In his 2016 release, "Kill Process," William Hertling moves from the technology-based world of science fiction he explored in the "Avogadro" quartet of futuristic novels (see my five-star Amazon 2013 - 2015 reviews) to more contemporary battles for survival among technology developers in Portland, Oregon. While some plot twists are clever, though you can see them coming, others are downright creepy because of their believability.
Angelina “Angie” Benenati is a one-armed computer programmer and security manager at Tomo, the largest social network company presumably in the world. That’s during the day. At night she uses her considerable technology skills to avenge her past experience as an abused woman at the hands of her now deceased husband.
Using cyber world hacker resources and probability modeling, she looks for women in abusive relationships and targets their male partners for elimination in devious, undetectable and unexpected ways. Stage One of running a “kill process” to terminate annoying out-of-control programs.
Let's just say, if you're a man driving a car, you don't want to cut off Angie on the highway, especially if she's feeling grumpy.
This motive is transformed when Tomo decides to take advantage of their users’ concerns about Internet privacy with a program that gives the illusion of identity screening but will actually be a tool for maximizing revenue through unsolicited offers to these subscribers.
Soon Angie is hot on the track to build an alternative decentralized network, Tapestry, with users as developers to destroy Tomo. Stage Two of running a “kill process” though now the target is an abusive company, not misogynist men.
Along the way, they come up with the idea of creating “chat bots” who are computer-generated characters that real people can have exchanges with about their feelings, dreams, fears, etc. on their interface of choice. Think emoticons backed by a lot of programming. This is familiar territory for anyone who has read Hertling’s earlier books with more expanded cyber programs and personalities.
Pretty soon, Angie and her merry band of stalwarts are making serious headway and becoming a nuisance for Tomo. Enter Lewis Rasmussen, the Tomo leader and sinister figure in this episode. He employs an even more despicable lieutenant, Chris Daly, a rogue Federal agent who is persistent and psychopathic.
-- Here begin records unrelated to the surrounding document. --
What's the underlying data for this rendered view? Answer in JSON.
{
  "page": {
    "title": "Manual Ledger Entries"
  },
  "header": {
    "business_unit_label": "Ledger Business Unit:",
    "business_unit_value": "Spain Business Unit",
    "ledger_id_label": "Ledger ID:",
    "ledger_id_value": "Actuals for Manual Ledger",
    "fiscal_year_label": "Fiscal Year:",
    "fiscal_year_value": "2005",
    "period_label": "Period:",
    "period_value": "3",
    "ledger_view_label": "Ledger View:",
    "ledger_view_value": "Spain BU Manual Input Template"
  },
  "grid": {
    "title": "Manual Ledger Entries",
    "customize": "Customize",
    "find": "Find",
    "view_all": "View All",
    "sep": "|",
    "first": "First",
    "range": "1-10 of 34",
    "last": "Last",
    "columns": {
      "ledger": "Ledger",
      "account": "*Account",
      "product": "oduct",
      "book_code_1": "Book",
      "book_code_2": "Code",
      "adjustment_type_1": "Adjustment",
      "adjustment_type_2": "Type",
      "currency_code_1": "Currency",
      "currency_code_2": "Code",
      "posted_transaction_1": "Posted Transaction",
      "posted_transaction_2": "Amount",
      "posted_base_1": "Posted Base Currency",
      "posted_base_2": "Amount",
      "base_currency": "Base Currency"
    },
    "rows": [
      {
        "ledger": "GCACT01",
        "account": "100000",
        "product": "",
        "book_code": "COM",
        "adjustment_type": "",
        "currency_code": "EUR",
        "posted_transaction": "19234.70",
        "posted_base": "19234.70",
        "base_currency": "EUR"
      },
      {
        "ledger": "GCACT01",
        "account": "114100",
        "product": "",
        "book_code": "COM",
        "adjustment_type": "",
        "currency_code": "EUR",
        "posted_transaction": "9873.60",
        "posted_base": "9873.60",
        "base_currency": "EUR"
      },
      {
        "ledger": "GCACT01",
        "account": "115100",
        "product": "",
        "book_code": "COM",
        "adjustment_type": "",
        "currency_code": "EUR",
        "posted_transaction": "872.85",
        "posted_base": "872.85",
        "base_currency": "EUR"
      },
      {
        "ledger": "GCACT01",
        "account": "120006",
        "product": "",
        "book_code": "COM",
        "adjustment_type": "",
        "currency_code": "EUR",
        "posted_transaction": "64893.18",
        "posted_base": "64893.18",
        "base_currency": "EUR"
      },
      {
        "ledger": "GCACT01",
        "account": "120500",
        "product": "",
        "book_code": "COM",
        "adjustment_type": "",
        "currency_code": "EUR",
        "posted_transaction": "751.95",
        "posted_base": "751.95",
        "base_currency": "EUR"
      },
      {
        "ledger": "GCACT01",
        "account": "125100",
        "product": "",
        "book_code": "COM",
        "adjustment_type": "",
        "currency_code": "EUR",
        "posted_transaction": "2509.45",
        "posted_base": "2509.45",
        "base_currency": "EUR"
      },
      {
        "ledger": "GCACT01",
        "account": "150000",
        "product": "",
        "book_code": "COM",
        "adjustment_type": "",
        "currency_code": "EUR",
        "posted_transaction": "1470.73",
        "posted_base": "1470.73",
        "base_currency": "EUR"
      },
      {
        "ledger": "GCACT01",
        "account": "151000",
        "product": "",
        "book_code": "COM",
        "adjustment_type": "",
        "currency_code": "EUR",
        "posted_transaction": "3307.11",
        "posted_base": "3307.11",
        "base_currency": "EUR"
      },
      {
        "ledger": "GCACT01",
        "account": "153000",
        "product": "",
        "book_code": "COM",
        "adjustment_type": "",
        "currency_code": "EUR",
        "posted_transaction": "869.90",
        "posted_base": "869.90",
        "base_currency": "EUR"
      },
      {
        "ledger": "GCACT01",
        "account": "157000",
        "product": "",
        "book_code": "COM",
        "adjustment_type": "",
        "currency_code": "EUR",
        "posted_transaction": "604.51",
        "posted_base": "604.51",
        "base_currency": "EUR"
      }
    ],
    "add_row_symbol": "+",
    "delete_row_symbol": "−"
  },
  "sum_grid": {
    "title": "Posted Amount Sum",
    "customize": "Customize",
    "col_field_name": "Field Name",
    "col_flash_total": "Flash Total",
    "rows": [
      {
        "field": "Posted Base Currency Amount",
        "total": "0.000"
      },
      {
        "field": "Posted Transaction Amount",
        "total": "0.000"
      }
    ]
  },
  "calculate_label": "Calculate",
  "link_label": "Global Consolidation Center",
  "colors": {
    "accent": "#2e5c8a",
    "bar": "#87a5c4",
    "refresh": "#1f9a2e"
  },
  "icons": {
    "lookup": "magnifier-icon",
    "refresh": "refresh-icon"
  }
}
Stage Three of running a “kill process” but now Angie is the target. At least it’s consistent with the original male abusers theme.
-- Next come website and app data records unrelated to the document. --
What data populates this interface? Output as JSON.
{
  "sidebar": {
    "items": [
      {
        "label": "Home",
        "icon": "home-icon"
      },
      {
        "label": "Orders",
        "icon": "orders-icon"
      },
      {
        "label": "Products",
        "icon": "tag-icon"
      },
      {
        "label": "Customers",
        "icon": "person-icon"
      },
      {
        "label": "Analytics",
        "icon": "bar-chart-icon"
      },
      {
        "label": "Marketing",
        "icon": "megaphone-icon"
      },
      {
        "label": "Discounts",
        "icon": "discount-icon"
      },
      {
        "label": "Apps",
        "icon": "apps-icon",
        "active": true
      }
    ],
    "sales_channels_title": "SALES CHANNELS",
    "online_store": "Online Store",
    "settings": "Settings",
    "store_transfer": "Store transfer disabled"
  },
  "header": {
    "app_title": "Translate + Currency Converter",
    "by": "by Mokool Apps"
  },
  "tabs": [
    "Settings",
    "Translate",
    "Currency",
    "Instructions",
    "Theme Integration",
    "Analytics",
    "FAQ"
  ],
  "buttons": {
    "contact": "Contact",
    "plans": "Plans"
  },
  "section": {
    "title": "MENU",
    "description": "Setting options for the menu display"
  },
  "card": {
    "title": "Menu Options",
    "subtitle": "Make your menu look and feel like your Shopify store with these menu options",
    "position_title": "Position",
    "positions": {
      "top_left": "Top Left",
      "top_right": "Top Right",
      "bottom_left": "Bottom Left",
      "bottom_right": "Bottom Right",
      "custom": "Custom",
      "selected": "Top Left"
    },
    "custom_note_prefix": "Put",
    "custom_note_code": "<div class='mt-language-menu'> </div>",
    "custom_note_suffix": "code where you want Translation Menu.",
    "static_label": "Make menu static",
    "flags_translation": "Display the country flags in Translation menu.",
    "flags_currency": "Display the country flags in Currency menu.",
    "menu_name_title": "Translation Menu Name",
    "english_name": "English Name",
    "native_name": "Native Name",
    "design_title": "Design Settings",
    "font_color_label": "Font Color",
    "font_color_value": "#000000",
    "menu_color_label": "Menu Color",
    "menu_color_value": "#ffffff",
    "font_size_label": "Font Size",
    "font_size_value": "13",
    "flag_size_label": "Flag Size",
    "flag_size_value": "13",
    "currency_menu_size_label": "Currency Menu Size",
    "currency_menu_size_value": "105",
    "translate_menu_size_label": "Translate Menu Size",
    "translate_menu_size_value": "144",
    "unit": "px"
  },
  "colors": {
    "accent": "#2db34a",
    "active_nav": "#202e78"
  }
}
The plotting is initially a little slow, though the pace picks up, and the technology descriptions can be overwhelming. Angie is a little hard to feel empathy for. She is a driven personality with a need to succeed with whatever she’s doing. Her love interest doesn’t seem very genuine because she’s more into hunting big game with a ruthless efficiency.
As Fyodor Dostoyevsky wrote in “Crime and Punishment“, “To go wrong in one's own way is better than to go right in someone else's.”
Perhaps this is Angie’s creed. You can admire it, even be entertained by its executions. But by the end, you may be scratching your head.
It engages from the beginning with a hacker committing physical crimes via cyberspace. Yes, it sounds odd and made me wonder if I wanted to read the full novel. I am glad that I did!
His character development was flawless. It wasn't too detailed yet provided the information necessary in order to pull the reader in more fully. The pacing of the story is good - again, not so detailed as to be slow, but detailed enough to get the reader to the next plot point without any fuss. The characters are believable and the story is compelling.
Anyone that has been involved in cyber security or deeply involved in application or database development will find no flaws. It speaks volumes about the research that went into this novel. Coupled with the entertaining references to contemporary SciFi novels and quips most developers would (or have) thought to voice make the story even more engaging.
A great work, IMHO, right up there with some of the works of Card, Gibson, Heinlein and Stephenson.